Input data =

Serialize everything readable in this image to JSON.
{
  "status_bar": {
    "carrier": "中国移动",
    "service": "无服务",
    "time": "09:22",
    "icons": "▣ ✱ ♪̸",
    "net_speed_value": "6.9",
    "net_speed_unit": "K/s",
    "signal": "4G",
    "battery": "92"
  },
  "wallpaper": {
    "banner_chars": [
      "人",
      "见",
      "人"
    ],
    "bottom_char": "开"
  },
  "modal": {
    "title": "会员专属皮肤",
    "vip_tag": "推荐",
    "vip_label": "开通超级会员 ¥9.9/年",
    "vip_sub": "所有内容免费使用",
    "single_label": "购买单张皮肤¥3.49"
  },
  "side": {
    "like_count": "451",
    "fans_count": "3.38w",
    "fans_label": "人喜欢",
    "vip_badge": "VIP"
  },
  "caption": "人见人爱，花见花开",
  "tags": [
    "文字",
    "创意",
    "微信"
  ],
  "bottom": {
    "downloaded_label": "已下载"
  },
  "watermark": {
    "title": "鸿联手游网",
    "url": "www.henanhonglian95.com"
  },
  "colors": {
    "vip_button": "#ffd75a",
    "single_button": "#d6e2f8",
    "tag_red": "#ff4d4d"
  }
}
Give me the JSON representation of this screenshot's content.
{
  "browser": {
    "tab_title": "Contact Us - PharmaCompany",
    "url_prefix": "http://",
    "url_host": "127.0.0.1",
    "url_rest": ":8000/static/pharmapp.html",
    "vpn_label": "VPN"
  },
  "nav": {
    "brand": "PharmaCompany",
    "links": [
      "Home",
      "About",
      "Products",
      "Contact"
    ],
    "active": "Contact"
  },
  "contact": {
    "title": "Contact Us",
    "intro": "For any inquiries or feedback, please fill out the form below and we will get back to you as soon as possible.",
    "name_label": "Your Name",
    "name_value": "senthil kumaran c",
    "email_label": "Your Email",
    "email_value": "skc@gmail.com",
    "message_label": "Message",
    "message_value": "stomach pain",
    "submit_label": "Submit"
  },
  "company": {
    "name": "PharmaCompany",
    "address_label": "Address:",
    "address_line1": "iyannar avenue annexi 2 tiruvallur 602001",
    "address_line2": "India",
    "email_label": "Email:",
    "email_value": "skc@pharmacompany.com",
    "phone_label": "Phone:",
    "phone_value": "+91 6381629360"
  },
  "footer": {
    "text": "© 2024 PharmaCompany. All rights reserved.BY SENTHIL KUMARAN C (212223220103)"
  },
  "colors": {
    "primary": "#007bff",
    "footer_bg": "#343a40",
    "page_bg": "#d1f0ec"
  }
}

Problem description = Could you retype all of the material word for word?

The answer =
Serialize everything readable in this image to JSON.
{
  "status_bar": {
    "carrier": "中国移动",
    "service": "无服务",
    "time": "09:22",
    "icons": "▣ ✱ ♪̸",
    "net_speed_value": "6.9",
    "net_speed_unit": "K/s",
    "signal": "4G",
    "battery": "92"
  },
  "wallpaper": {
    "banner_chars": [
      "人",
      "见",
      "人"
    ],
    "bottom_char": "开"
  },
  "modal": {
    "title": "会员专属皮肤",
    "vip_tag": "推荐",
    "vip_label": "开通超级会员 ¥9.9/年",
    "vip_sub": "所有内容免费使用",
    "single_label": "购买单张皮肤¥3.49"
  },
  "side": {
    "like_count": "451",
    "fans_count": "3.38w",
    "fans_label": "人喜欢",
    "vip_badge": "VIP"
  },
  "caption": "人见人爱，花见花开",
  "tags": [
    "文字",
    "创意",
    "微信"
  ],
  "bottom": {
    "downloaded_label": "已下载"
  },
  "watermark": {
    "title": "鸿联手游网",
    "url": "www.henanhonglian95.com"
  },
  "colors": {
    "vip_button": "#ffd75a",
    "single_button": "#d6e2f8",
    "tag_red": "#ff4d4d"
  }
}
Give me the JSON representation of this screenshot's content.
{
  "browser": {
    "tab_title": "Contact Us - PharmaCompany",
    "url_prefix": "http://",
    "url_host": "127.0.0.1",
    "url_rest": ":8000/static/pharmapp.html",
    "vpn_label": "VPN"
  },
  "nav": {
    "brand": "PharmaCompany",
    "links": [
      "Home",
      "About",
      "Products",
      "Contact"
    ],
    "active": "Contact"
  },
  "contact": {
    "title": "Contact Us",
    "intro": "For any inquiries or feedback, please fill out the form below and we will get back to you as soon as possible.",
    "name_label": "Your Name",
    "name_value": "senthil kumaran c",
    "email_label": "Your Email",
    "email_value": "skc@gmail.com",
    "message_label": "Message",
    "message_value": "stomach pain",
    "submit_label": "Submit"
  },
  "company": {
    "name": "PharmaCompany",
    "address_label": "Address:",
    "address_line1": "iyannar avenue annexi 2 tiruvallur 602001",
    "address_line2": "India",
    "email_label": "Email:",
    "email_value": "skc@pharmacompany.com",
    "phone_label": "Phone:",
    "phone_value": "+91 6381629360"
  },
  "footer": {
    "text": "© 2024 PharmaCompany. All rights reserved.BY SENTHIL KUMARAN C (212223220103)"
  },
  "colors": {
    "primary": "#007bff",
    "footer_bg": "#343a40",
    "page_bg": "#d1f0ec"
  }
}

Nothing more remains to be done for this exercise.